REQUIRED WORK: Copy out each line of the data that holds the word "JSON".

--- START ---

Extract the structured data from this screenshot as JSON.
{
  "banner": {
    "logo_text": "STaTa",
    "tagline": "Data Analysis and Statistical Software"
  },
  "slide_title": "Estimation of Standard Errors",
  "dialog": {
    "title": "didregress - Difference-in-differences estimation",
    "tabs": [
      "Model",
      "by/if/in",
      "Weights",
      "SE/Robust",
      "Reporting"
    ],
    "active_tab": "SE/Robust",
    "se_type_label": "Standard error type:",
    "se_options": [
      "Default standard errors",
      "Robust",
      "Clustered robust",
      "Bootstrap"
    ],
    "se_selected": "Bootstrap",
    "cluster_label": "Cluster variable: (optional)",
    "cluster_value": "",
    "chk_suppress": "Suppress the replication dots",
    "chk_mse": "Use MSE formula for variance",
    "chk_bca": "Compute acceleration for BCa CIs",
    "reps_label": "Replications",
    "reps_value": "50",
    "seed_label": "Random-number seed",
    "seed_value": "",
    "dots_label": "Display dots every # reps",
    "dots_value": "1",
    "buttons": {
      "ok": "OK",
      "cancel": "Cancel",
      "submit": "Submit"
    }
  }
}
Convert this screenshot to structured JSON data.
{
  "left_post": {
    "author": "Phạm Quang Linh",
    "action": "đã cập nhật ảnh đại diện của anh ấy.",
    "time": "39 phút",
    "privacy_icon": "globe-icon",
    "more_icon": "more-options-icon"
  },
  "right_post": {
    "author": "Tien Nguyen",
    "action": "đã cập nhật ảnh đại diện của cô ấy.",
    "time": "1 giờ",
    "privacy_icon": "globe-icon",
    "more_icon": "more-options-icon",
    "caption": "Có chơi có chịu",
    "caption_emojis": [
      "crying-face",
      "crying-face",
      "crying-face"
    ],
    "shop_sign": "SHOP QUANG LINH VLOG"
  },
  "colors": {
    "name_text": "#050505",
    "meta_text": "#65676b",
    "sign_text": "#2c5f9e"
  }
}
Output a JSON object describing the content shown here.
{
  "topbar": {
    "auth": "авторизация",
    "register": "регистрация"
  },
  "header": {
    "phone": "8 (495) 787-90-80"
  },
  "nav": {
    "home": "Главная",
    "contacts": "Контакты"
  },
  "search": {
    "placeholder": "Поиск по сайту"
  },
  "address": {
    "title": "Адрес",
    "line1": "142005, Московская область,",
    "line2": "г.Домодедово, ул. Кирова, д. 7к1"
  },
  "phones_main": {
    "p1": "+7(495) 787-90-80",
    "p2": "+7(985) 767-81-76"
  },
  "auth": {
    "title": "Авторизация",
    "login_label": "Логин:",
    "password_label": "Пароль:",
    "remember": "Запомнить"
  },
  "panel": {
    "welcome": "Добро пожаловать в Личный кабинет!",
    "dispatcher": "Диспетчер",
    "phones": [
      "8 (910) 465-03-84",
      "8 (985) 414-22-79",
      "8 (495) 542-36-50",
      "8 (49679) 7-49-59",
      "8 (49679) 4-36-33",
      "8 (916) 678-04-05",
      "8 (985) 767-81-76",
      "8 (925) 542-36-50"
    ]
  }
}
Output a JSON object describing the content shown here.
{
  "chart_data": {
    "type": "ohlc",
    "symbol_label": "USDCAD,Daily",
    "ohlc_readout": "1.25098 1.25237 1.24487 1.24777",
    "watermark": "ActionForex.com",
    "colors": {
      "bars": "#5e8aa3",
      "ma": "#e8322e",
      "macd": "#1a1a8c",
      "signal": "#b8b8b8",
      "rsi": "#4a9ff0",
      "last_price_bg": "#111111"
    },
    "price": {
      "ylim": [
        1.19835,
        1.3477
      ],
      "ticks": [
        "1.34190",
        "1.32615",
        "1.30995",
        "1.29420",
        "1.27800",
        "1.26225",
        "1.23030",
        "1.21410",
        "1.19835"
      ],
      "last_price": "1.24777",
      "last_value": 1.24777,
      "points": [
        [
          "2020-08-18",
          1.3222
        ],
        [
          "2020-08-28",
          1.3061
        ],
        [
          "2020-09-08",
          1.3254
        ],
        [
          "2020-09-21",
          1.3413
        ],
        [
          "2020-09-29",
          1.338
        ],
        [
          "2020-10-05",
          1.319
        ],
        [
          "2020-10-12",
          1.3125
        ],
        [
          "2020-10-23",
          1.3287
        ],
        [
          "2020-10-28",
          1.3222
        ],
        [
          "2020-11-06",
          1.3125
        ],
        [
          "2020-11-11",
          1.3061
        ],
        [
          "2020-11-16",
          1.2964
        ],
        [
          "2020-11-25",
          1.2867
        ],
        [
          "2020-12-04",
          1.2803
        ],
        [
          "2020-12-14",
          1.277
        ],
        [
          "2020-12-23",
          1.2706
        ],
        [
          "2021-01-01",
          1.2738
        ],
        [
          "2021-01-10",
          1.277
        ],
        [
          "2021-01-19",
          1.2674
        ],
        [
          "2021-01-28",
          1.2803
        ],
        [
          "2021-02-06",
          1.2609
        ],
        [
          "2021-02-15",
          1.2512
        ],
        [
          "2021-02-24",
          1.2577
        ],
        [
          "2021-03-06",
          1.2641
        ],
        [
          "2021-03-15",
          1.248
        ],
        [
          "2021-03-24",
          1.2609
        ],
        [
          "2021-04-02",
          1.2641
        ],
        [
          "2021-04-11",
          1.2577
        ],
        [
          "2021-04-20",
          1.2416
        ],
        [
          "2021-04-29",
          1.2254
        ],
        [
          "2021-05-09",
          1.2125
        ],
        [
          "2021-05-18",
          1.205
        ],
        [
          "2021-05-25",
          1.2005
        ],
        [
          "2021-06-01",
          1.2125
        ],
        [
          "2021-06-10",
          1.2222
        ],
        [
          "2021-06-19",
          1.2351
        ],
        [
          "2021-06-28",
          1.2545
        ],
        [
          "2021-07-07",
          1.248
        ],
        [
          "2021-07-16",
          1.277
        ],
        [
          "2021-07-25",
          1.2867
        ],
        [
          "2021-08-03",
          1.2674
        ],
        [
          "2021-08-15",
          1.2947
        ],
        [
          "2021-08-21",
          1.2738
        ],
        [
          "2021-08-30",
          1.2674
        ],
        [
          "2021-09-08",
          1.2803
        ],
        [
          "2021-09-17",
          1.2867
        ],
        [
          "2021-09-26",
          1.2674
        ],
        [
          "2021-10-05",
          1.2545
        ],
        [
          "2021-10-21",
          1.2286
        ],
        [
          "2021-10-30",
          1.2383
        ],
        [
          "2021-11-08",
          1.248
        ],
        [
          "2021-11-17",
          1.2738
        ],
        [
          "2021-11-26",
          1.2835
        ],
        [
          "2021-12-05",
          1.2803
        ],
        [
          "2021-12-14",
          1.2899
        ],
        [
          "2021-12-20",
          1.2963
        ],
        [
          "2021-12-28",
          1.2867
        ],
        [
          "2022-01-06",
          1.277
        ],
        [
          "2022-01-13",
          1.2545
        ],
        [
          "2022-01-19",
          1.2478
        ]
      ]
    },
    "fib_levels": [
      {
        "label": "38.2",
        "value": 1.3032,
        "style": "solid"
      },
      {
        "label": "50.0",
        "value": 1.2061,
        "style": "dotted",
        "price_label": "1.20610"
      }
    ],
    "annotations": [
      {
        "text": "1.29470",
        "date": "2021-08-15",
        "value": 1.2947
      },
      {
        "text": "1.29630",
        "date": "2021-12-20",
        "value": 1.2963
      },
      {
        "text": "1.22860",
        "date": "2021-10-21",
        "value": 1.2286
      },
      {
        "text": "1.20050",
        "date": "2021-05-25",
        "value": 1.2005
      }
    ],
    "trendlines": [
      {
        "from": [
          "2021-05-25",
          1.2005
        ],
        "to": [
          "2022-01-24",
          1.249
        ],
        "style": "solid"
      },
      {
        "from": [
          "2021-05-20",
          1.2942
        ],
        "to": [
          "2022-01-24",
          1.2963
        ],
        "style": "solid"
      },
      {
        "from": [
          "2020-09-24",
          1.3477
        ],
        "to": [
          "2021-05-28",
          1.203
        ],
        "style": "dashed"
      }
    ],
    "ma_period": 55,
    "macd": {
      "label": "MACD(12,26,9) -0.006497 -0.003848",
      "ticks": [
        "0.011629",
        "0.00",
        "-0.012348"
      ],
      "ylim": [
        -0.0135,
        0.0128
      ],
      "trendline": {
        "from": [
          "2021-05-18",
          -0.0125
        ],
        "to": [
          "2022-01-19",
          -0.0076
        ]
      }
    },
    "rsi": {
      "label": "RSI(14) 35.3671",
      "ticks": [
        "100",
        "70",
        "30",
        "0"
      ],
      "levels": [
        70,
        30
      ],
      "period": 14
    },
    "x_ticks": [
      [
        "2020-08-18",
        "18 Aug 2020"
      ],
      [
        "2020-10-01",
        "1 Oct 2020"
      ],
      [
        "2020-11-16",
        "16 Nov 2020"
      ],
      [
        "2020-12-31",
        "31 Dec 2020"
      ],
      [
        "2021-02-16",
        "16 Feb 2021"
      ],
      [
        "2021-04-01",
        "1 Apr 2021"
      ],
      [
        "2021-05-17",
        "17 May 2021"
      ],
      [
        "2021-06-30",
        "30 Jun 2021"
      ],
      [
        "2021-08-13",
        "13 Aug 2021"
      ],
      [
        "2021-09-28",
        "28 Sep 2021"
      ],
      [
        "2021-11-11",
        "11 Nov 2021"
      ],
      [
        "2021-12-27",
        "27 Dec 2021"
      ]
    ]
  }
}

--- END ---

WRITTEN REPLY:
Extract the structured data from this screenshot as JSON.
Convert this screenshot to structured JSON data.
Output a JSON object describing the content shown here.
Output a JSON object describing the content shown here.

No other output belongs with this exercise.